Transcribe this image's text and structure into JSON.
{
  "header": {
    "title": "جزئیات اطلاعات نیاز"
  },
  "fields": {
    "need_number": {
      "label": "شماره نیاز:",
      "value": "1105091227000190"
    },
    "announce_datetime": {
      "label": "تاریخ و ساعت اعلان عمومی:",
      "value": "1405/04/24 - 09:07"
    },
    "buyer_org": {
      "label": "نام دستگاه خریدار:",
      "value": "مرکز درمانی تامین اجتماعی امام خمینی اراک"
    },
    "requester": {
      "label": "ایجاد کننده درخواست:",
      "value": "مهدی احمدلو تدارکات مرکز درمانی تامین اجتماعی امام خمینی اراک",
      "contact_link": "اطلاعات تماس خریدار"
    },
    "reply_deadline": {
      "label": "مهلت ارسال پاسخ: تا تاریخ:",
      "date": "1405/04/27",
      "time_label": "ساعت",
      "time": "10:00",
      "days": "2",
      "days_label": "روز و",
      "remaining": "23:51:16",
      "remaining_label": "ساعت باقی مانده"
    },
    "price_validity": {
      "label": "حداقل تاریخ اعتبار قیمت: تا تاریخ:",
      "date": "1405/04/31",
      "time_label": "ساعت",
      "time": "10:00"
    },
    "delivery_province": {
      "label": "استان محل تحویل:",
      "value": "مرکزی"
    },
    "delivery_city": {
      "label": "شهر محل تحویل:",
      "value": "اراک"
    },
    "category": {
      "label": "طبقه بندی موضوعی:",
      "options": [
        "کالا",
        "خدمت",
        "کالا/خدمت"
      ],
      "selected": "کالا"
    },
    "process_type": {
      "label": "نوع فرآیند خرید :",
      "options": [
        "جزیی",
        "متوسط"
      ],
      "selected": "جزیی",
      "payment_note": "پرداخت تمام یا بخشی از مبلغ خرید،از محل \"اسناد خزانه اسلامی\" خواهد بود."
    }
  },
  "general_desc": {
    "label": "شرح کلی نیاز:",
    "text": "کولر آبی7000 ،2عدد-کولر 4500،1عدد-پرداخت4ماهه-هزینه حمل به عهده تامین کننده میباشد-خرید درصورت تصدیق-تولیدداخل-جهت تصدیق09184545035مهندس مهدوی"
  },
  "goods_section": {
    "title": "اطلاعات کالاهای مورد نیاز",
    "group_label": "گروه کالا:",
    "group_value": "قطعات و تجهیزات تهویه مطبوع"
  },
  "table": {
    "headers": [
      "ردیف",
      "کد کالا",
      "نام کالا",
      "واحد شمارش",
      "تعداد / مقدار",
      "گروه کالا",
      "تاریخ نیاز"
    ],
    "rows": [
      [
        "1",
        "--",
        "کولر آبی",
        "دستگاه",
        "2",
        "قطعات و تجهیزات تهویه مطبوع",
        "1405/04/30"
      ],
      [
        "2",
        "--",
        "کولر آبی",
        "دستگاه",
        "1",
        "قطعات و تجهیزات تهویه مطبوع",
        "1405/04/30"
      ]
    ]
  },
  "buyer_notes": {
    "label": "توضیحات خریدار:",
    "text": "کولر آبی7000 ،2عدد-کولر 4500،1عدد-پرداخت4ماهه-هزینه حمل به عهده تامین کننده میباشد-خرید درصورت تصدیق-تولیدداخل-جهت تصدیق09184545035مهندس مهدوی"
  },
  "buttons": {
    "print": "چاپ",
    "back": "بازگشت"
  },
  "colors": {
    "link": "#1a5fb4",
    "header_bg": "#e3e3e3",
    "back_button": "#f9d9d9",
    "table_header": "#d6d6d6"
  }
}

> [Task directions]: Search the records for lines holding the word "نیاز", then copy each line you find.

> [Task response]:
    "title": "جزئیات اطلاعات نیاز"
      "label": "شماره نیاز:",
    "label": "شرح کلی نیاز:",
    "title": "اطلاعات کالاهای مورد نیاز",
      "تاریخ نیاز"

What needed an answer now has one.